While I tend to agree with your assessment of most of the posts, Someone still might like to know what bread machine to buy and the thought process that goes into choosing such machine. To some people price really matters so a machine that works pretty darn well but doesn't cost more than the national debt would best fit the bill.

I myself make bread machine bread every week. I do a whole wheat and rye blend without any of that white flour at all. I do it mainly for the whole-grain health benefit. The bread machine makes pretty darn good bread considering that all I do is measure in a few ingredients. If I had to spend much more time doing it, it just wouldn't happen. Some of us work for a living or have other priorities.

If someone else defines themselves by their quality bread then so be it. For me though, I'm just not willing to spend more time for such. Without the bread machine I wouldn't have fresh bread.

joemeng967's picture

A great resource to find bread machines is amazon.

I've found many great bread machines by just searching on there.

I also found sites relating to bread machines and the such like:



Just search around and you will find many.

Cougsfan's picture

I doubt it makes all that much difference what breadmaker you have.  New or used, cheap or expensive.   After all, this whole topic is somewhat subjective.   You just have to get in and make some bread, by hand, half by machine or all by machine, whichever suits your fancy.   The chances are the quality of your bread will improve considerably over store bought bread.   And the more bread you make, the better at doing it you will get.    For me, half the fun is experimenting, trying to make different, if not always better bread.

aaronjohn's picture

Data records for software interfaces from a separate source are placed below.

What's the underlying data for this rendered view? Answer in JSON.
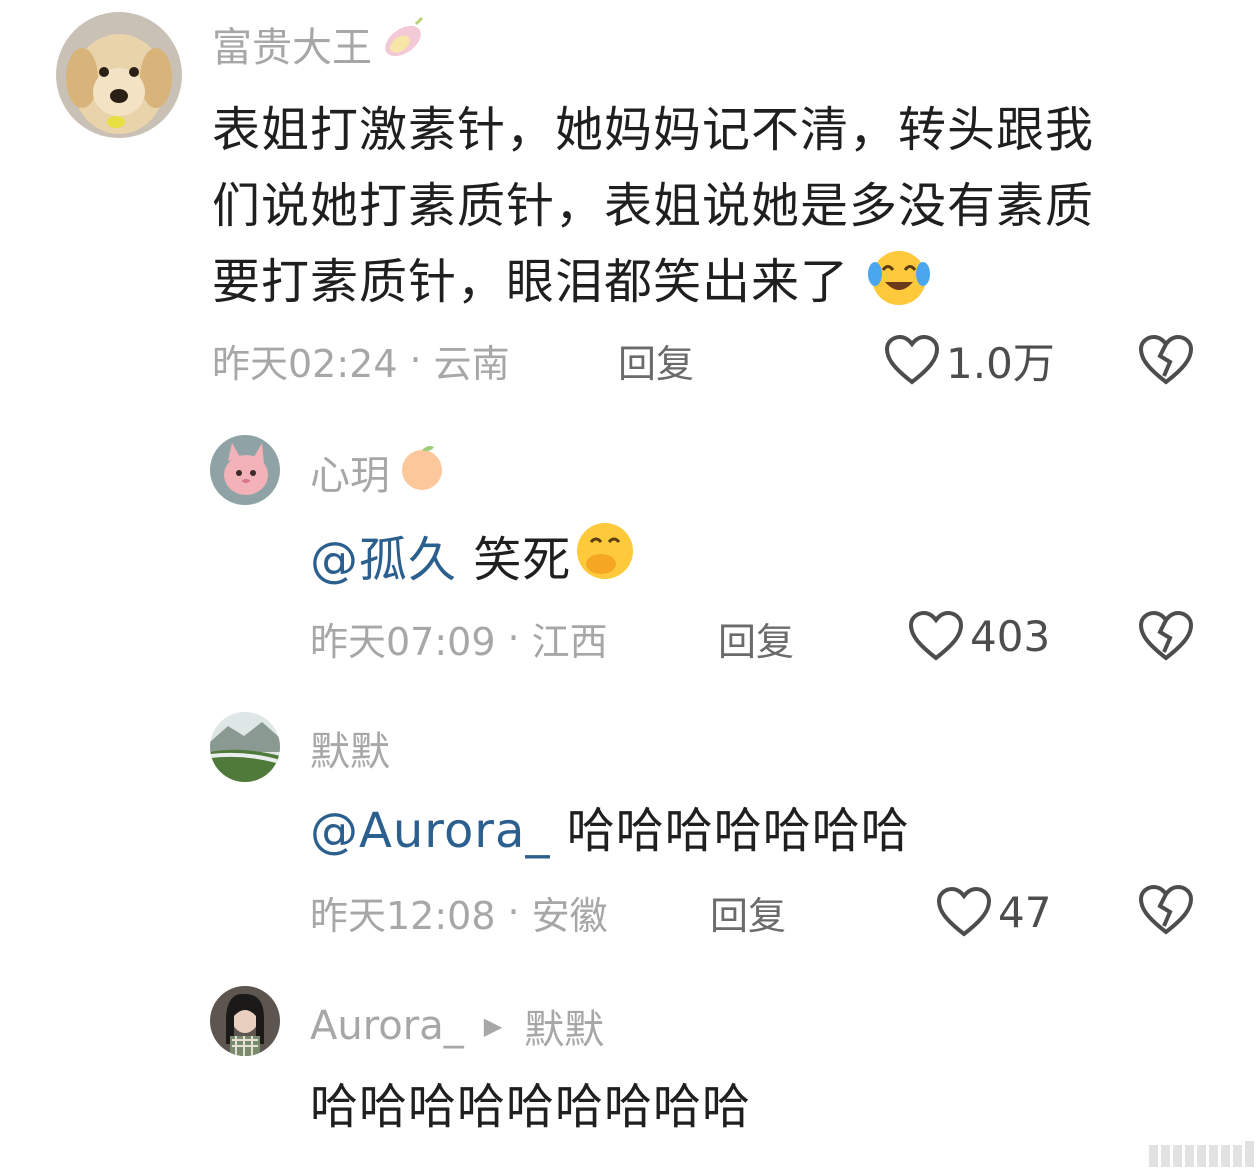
{
  "comments": [
    {
      "username": "富贵大王",
      "name_emoji": "sweet-potato-emoji",
      "mention": "",
      "text_lines": [
        "表姐打激素针，她妈妈记不清，转头跟我",
        "们说她打素质针，表姐说她是多没有素质",
        "要打素质针，眼泪都笑出来了"
      ],
      "trailing_emoji": "crying-laughing-emoji",
      "time": "昨天02:24",
      "location": "云南",
      "reply_label": "回复",
      "likes": "1.0万"
    },
    {
      "username": "心玥",
      "name_emoji": "orange-emoji",
      "mention": "@孤久",
      "text": "笑死",
      "trailing_emoji": "covering-mouth-emoji",
      "time": "昨天07:09",
      "location": "江西",
      "reply_label": "回复",
      "likes": "403"
    },
    {
      "username": "默默",
      "mention": "@Aurora_",
      "text": "哈哈哈哈哈哈哈",
      "time": "昨天12:08",
      "location": "安徽",
      "reply_label": "回复",
      "likes": "47"
    },
    {
      "username": "Aurora_",
      "reply_to": "默默",
      "text": "哈哈哈哈哈哈哈哈哈"
    }
  ],
  "colors": {
    "meta_gray": "#a7a7a7",
    "body_text": "#1f1f1f",
    "mention_blue": "#2b5f8e",
    "icon_dark": "#4d4d4d"
  }
}
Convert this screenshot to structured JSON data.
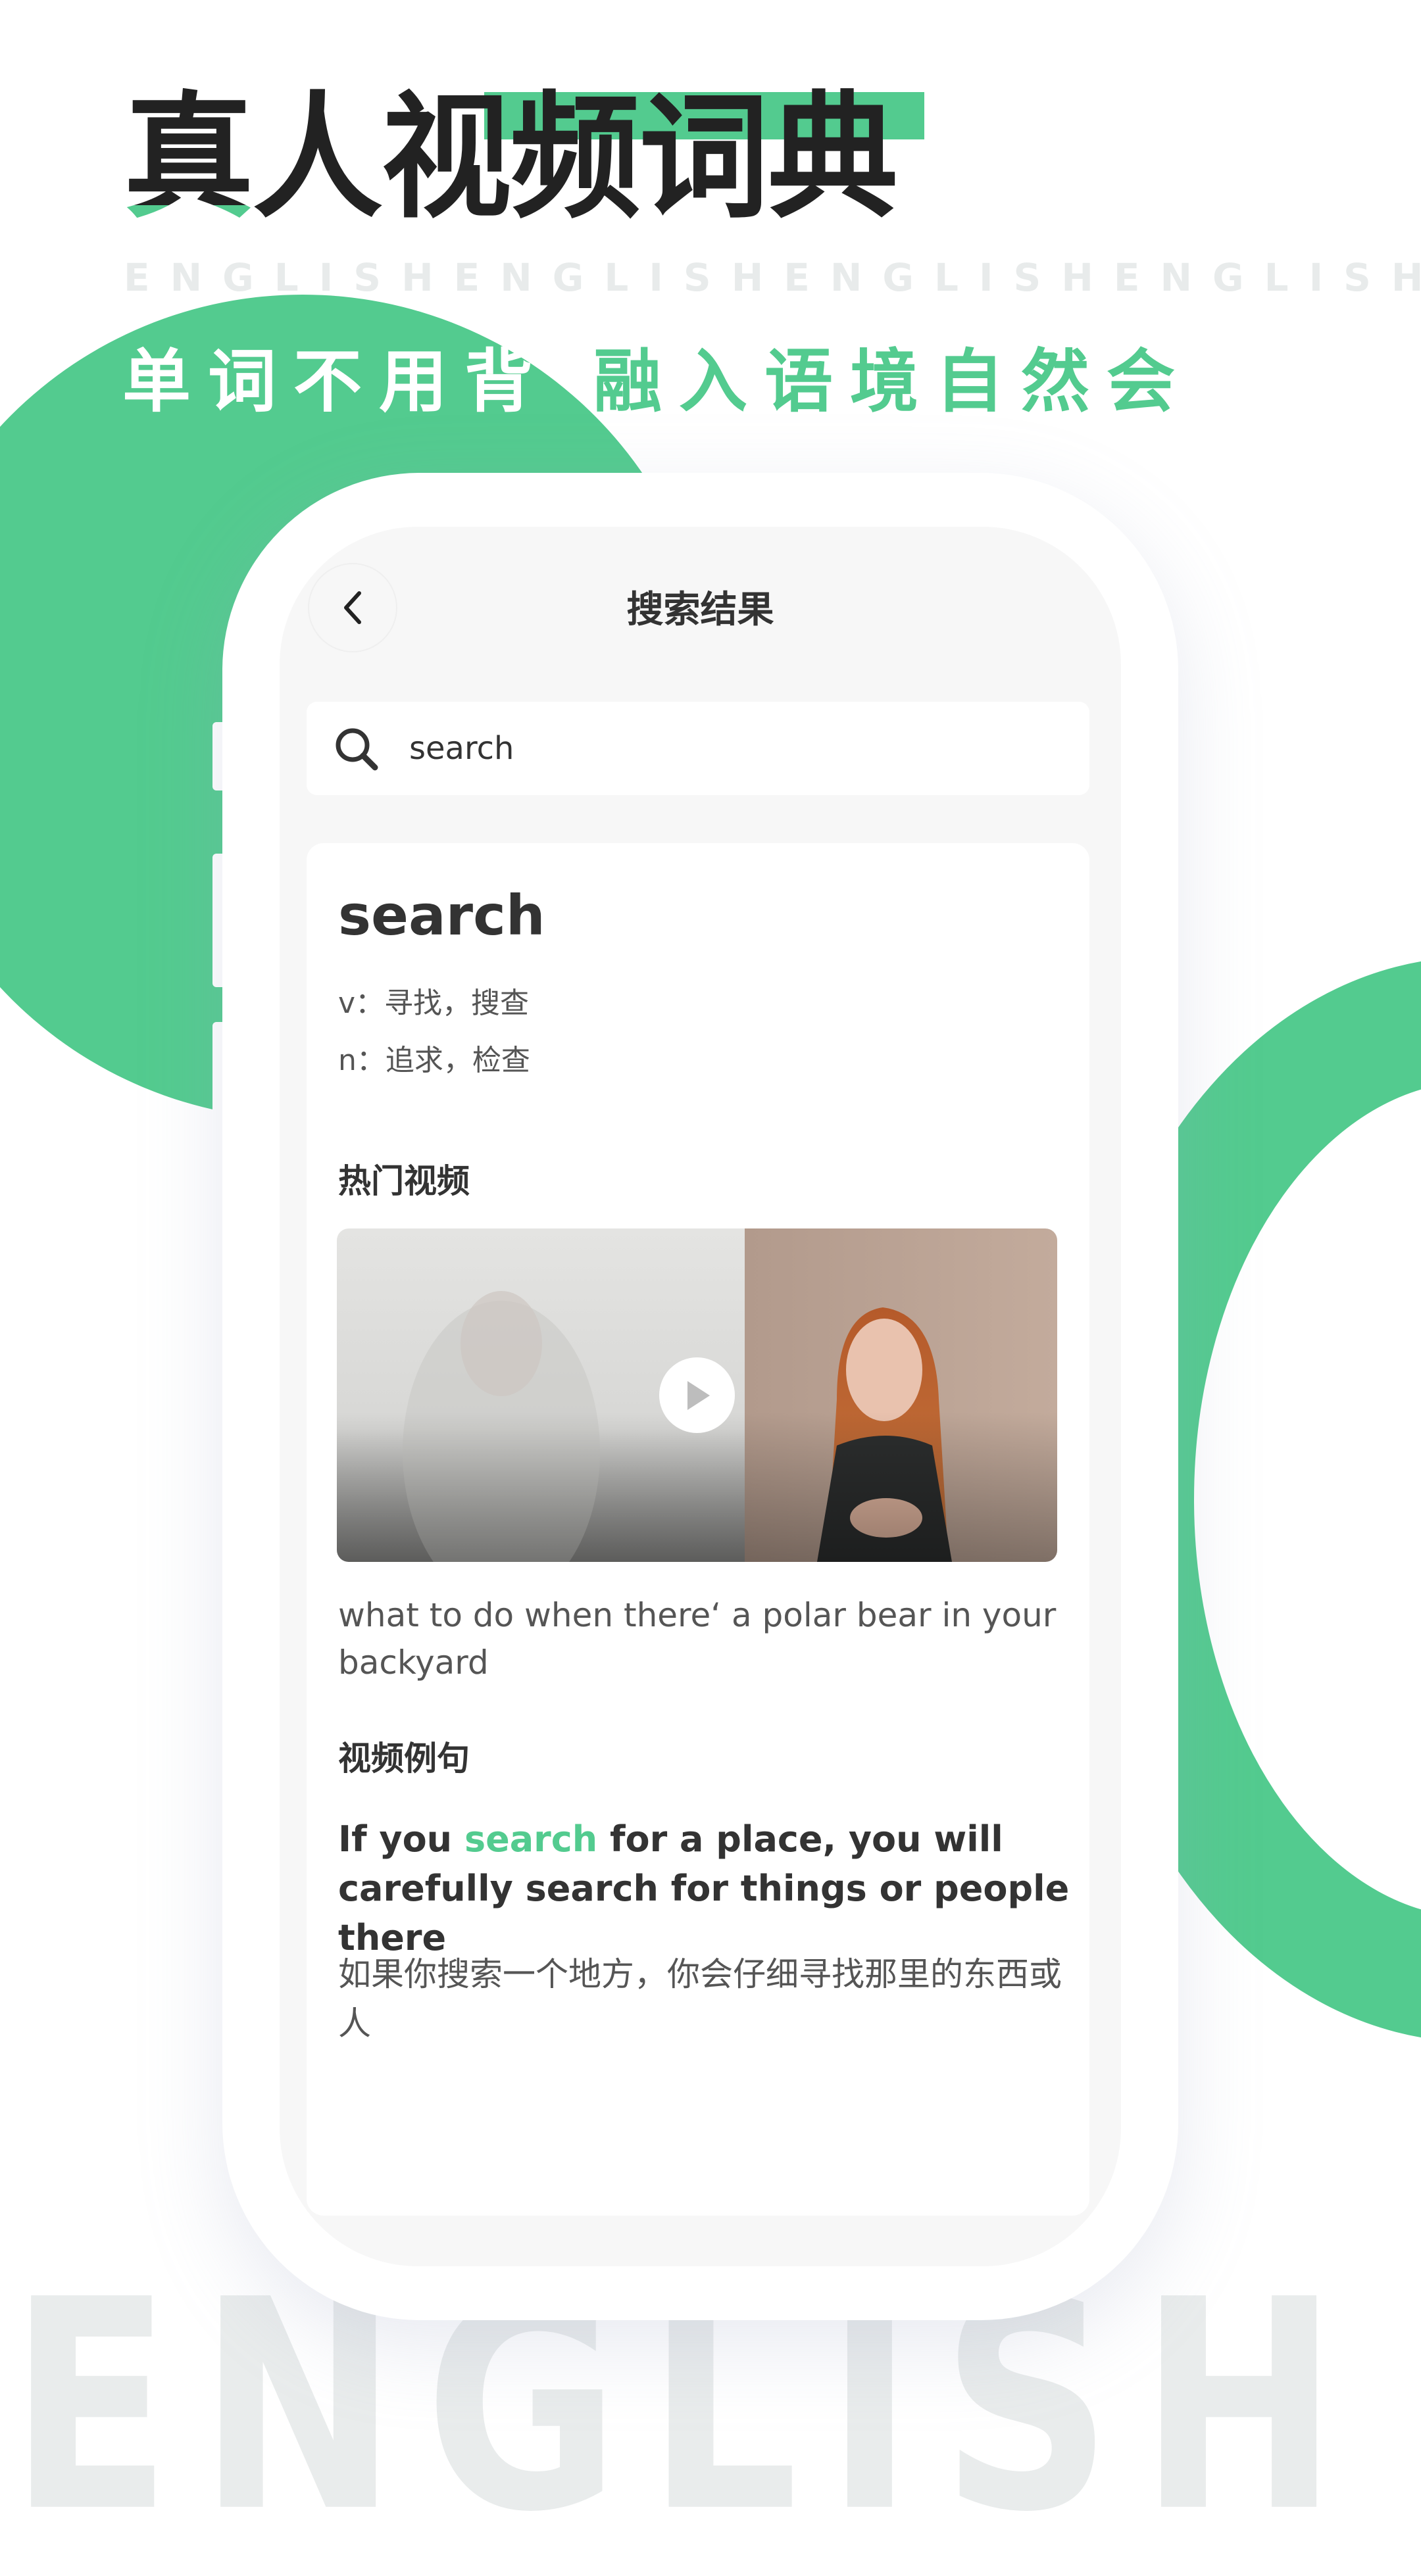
{
  "hero": {
    "title_first_char": "真",
    "title_rest": "人视频词典",
    "watermark_strip": "ENGLISHENGLISHENGLISHENGLISH",
    "slogan_left": "单词不用背",
    "slogan_right": "融入语境自然会",
    "big_watermark": "ENGLISH"
  },
  "colors": {
    "accent": "#53CB8F",
    "accent_light": "#86F2CC",
    "text_dark": "#333333",
    "text_muted": "#555555",
    "screen_bg": "#F7F7F7"
  },
  "screen": {
    "title": "搜索结果",
    "back_icon": "chevron-left-icon",
    "search": {
      "icon": "search-icon",
      "value": "search"
    },
    "result": {
      "word": "search",
      "definitions": [
        "v：寻找，搜查",
        "n：追求，检查"
      ],
      "hot_videos_heading": "热门视频",
      "video": {
        "play_icon": "play-icon",
        "caption": "what to do when there‘ a polar bear in your backyard"
      },
      "examples_heading": "视频例句",
      "example": {
        "en_before": "If you ",
        "en_highlight": "search",
        "en_after": " for a place, you will carefully search for things or people there",
        "zh": "如果你搜索一个地方，你会仔细寻找那里的东西或人"
      }
    }
  }
}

I used Zojirushi BB-HAC 10 bread maker for last 2 years. The features like 1) Multiple settings for preparing a variety of food items. 2) Large viewing window to monitor the baking process. 3) Nonstick baking pan and kneading blade. 4) 13 hours delay timer. 5) Simple LCD control panel. 6) Easy to prepare 1 pound loaf, are brilliant. It's performance, durability, and ease of use are excellent. My wife and me searching a lot of review of this product but we are couldn't satisfied. Finally, I got a great help from, this to buying this product. If you want you can check the link.